Before I head out of Virginia for a little while, I figured a fitting last post in the capitol of the Confederacy would be something along the lines of "What Exactly is Wrong with Virginia Republican Candidates (and do they hear the words that are coming out of their mouths)?"
So the Virginia GOP has given their nods to Gubernatorial and Attorney General candidates. First on the chopping block is my good friend Ken Cuccinelli, who you may have heard of in his many attempts to restrict women's access to abortion, planned parenthood, and bodily autonomy. He's a good man, I assure you. Cuccinelli's most recent move has been to take Virginia's infamous sodomy law (which bans sodomy, oral sex, and, assuming they have kept the full text of the original law, sex with the lights on, and classifies them all as a felony offense) to the Supreme Court.
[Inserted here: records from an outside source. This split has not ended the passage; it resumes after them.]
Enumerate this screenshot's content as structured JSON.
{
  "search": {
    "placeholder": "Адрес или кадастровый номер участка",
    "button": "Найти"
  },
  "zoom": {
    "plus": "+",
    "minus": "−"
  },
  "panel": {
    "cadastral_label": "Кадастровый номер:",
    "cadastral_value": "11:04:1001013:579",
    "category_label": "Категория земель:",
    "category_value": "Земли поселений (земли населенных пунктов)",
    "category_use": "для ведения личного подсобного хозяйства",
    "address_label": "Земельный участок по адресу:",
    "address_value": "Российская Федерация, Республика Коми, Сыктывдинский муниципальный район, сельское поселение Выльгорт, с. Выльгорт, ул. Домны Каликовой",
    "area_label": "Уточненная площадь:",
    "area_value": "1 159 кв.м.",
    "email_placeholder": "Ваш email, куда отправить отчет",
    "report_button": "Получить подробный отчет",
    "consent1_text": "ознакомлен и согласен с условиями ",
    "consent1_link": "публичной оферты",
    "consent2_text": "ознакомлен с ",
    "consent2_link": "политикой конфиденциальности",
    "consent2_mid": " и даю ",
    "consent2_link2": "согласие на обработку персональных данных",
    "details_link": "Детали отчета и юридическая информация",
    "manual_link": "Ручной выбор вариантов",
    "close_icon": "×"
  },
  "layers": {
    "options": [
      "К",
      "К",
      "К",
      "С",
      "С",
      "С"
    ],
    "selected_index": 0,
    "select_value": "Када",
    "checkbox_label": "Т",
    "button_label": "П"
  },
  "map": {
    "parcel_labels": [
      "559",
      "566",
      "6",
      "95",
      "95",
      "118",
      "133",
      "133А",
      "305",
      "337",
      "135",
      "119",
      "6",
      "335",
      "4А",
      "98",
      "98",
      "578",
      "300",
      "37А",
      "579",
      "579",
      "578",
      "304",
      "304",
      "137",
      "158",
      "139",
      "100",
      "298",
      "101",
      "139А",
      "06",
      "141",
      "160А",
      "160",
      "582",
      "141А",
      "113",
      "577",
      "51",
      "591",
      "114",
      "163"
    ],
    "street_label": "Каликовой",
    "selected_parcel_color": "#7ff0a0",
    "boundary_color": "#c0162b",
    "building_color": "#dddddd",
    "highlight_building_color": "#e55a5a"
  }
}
Now, in 2003, the Supreme Court declared state sodomy laws unconstitutional, on the grounds that, oddly enough, they persecute people whose partners do not have the opposite set of parts required for traditional intercourse, and also because we typically accept that you have a right to privacy and what you do in your own home between consenting adults is your own business.
But not only is Cuccinelli taking this to the Supreme Court, hoping they'll overturn or adjust their ruling in Lawrence v. Texas, but he posted on his campaign site that 90 new sexual predators (because, you know, felony sexual violations, like this one, will get you registered as a sex offender) will come off the sex offender registry. Because gay sex and pedophilia are totally the same thing and this totally isn't a scare tactic.
Our other WTF of the day comes at the suggestion of one of my readers (you can like the WCS page on facebook and make post suggestions if you'd like). Virginia's Republican Attorney General candidate is a man named Mark Obenshain, who in 2009 proposed an interesting bill. This would require women who miscarry to report their miscarriage to the police within 24 hours or face legal penalties. Now, there is a pro-choice/pro-life angle that one could attack this from, but I'm going to let that go for now and look at it quite simply: miscarriages are often painful and emotionally traumatizing. Many of the women who experience them were incredibly excited to have a child. To attempt to force a woman who is already going through this kind of emotional turmoil to compound it by forcing her to talk to the police is inhumane. And this is the man the Virginia GOP wants in charge of enforcing Virginia laws.
All that being said, I'll be spending the next few weeks in Pennsylvania and North Carolina and will keep you all up to date with my ramblings and happenings.